- **What the task requires**
In the entries that follow, which lines hold the string "Special"? List them.

Component data from apps and pages:
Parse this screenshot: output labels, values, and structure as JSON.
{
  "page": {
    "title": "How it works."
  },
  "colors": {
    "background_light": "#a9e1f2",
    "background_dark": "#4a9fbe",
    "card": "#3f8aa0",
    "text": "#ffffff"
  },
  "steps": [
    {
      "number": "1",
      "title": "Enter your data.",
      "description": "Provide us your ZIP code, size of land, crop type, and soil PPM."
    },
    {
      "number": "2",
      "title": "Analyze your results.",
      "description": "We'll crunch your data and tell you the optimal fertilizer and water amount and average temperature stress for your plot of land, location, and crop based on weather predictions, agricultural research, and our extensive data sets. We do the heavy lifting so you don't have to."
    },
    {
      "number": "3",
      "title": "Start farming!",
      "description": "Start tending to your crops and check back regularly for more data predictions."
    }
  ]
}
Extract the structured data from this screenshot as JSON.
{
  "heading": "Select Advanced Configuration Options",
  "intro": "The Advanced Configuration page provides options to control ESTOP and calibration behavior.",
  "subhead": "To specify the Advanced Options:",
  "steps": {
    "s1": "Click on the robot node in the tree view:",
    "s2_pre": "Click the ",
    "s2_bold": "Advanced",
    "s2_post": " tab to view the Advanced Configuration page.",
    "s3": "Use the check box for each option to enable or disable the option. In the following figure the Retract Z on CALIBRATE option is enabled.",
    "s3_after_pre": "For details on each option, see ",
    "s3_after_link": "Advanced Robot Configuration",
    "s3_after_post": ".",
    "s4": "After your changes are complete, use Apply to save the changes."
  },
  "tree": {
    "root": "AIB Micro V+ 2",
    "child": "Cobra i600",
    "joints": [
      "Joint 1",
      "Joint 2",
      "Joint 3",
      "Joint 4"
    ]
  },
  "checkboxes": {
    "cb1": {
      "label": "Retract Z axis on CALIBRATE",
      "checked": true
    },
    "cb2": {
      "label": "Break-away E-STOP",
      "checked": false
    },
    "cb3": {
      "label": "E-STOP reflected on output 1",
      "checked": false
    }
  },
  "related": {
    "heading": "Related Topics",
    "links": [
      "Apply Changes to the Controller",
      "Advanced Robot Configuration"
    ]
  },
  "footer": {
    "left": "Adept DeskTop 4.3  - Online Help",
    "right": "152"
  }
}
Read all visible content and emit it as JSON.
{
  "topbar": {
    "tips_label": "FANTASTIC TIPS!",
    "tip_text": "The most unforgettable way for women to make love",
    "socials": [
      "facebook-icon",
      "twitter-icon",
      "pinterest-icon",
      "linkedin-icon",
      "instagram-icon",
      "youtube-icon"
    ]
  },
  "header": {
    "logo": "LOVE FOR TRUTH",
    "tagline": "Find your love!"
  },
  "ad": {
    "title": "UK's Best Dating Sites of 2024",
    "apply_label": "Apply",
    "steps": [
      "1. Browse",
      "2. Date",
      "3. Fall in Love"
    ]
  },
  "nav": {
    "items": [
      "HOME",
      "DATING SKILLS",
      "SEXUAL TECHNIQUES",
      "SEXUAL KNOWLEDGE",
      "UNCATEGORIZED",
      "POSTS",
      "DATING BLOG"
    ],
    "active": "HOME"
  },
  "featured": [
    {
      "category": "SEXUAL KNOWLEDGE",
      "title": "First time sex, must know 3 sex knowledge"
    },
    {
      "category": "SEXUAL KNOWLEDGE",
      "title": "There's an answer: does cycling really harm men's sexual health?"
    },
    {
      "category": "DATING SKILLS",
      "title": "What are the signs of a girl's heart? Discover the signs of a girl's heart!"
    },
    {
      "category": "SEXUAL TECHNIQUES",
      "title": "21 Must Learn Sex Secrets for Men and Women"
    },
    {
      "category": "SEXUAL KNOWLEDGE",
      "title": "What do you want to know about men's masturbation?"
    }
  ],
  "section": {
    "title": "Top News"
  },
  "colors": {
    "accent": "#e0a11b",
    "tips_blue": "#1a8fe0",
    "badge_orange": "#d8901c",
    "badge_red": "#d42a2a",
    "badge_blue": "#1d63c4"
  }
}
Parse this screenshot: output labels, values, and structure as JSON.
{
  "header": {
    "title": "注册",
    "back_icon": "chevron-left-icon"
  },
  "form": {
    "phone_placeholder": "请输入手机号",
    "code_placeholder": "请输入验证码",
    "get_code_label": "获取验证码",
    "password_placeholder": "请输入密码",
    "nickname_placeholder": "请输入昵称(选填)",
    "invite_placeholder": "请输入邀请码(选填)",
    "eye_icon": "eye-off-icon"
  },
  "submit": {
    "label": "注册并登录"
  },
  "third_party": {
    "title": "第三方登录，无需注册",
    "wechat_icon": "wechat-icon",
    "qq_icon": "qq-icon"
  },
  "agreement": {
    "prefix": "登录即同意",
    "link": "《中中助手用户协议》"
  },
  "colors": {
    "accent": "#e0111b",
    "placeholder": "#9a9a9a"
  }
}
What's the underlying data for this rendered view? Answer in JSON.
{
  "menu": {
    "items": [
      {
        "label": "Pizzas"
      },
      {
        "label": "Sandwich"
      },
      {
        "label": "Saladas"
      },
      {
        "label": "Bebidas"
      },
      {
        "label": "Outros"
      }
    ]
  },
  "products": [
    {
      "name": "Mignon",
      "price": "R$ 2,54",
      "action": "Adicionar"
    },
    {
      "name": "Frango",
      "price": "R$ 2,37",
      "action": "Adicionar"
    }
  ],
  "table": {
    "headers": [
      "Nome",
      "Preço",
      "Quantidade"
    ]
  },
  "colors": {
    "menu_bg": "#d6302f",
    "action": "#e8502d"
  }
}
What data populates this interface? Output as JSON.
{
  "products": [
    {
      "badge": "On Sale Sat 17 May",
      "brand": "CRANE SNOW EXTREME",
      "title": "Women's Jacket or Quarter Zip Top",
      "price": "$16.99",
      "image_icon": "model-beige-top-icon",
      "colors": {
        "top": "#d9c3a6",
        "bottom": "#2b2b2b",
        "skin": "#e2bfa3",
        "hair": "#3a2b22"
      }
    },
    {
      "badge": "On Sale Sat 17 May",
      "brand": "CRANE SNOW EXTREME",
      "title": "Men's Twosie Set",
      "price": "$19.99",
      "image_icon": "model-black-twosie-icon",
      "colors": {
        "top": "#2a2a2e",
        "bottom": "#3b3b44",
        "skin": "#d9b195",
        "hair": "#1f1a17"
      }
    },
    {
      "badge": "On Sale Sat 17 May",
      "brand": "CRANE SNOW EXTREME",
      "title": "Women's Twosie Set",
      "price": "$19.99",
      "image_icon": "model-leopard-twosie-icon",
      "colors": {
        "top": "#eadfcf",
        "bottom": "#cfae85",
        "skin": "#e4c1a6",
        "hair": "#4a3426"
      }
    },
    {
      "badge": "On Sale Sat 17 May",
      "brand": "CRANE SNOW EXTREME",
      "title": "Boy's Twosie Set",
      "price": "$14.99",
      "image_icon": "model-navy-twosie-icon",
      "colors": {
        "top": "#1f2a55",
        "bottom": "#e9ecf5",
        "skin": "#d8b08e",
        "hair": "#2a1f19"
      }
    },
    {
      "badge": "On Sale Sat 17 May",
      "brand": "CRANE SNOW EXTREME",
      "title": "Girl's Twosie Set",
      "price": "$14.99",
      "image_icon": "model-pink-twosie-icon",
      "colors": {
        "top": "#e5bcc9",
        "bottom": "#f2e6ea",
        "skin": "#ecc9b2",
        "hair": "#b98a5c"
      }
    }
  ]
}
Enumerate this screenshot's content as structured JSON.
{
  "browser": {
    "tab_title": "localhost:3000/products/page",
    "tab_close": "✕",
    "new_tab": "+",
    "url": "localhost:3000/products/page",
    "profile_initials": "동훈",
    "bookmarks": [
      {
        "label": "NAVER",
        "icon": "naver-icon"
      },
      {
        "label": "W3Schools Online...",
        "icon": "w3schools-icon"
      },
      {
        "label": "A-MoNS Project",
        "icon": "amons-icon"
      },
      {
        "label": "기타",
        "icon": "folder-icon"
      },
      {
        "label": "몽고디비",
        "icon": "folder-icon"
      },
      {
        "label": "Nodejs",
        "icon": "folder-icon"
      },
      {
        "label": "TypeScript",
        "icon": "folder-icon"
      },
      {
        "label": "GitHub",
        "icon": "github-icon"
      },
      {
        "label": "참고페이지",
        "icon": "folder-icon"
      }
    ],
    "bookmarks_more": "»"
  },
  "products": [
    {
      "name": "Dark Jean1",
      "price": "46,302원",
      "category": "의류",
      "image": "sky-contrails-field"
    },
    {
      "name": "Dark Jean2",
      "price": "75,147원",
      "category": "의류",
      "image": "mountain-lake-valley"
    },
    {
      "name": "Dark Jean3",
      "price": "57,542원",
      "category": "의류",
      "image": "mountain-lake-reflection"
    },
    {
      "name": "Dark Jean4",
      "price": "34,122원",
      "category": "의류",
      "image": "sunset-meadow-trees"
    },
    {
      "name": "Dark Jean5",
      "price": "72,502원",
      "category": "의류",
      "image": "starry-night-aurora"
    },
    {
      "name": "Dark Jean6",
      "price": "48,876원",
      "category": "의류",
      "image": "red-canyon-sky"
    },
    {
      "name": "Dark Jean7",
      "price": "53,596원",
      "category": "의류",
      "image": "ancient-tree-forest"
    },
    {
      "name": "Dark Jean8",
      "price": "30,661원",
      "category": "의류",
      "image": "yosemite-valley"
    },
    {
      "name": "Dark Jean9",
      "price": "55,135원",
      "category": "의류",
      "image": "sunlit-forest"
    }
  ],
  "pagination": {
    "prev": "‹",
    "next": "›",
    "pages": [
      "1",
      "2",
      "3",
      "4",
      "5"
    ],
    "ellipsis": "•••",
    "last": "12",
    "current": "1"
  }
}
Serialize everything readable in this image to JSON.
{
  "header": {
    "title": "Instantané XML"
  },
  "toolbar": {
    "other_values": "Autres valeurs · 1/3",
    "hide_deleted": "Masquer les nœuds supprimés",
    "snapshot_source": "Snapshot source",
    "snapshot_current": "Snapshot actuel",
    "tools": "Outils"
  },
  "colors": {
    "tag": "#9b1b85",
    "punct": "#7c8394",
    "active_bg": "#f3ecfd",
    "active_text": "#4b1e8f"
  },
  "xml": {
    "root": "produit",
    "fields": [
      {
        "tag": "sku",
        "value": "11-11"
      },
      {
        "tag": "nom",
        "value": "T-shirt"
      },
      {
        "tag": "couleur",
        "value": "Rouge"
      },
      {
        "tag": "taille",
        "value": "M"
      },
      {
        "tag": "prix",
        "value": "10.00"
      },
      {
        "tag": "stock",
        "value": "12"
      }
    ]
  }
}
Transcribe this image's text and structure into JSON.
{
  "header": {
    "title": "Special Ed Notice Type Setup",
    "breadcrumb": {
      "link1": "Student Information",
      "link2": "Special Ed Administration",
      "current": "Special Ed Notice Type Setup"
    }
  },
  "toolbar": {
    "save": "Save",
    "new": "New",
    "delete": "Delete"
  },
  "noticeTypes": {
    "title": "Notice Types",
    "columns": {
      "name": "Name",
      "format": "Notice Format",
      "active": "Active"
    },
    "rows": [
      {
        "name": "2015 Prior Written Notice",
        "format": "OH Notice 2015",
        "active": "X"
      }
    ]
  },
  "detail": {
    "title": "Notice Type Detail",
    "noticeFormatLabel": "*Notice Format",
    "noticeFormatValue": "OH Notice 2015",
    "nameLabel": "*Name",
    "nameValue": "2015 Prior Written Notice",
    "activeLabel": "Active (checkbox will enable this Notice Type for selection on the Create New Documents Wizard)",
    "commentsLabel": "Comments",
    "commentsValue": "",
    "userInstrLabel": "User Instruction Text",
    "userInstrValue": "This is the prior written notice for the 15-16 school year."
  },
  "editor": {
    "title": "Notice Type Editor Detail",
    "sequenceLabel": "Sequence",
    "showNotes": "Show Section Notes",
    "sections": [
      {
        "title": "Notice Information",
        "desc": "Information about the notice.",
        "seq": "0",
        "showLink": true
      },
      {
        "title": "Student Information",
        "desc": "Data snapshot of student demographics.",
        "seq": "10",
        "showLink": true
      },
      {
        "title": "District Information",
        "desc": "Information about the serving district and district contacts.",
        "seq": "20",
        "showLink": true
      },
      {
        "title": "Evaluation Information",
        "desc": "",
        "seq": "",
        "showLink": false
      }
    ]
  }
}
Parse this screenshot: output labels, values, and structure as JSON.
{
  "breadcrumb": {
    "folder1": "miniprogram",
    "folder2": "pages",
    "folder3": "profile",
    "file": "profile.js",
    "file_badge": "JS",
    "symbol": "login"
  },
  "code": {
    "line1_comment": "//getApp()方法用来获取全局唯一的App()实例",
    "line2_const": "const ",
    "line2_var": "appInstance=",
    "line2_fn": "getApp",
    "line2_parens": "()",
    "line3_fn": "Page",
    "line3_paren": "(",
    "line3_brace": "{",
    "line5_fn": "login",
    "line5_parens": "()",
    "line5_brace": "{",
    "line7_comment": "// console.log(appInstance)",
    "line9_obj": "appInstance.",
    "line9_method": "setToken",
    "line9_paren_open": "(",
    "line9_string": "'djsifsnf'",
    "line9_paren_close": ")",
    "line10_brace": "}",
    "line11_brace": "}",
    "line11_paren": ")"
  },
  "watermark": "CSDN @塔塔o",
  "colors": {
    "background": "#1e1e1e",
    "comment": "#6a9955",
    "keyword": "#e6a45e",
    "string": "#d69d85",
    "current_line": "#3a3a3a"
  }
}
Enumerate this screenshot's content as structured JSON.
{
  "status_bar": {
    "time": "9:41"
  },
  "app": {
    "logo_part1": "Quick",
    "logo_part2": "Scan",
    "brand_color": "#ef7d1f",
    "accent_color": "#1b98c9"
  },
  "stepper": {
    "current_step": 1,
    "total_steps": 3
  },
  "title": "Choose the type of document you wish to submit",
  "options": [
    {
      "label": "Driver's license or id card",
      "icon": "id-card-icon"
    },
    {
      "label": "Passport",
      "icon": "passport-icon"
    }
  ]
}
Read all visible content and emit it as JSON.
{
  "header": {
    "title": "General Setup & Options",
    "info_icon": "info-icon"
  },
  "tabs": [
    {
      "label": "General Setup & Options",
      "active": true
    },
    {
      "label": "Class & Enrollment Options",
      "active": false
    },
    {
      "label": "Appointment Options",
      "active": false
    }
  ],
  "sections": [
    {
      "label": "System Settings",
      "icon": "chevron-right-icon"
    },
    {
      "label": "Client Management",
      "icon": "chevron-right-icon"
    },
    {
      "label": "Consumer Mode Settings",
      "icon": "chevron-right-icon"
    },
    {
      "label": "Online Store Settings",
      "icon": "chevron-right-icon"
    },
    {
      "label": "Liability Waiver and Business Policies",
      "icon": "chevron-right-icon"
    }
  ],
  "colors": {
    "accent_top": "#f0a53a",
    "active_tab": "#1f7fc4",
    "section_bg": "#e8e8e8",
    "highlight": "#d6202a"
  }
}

- **The completed task**
    "title": "Special Ed Notice Type Setup",
      "link2": "Special Ed Administration",
      "current": "Special Ed Notice Type Setup"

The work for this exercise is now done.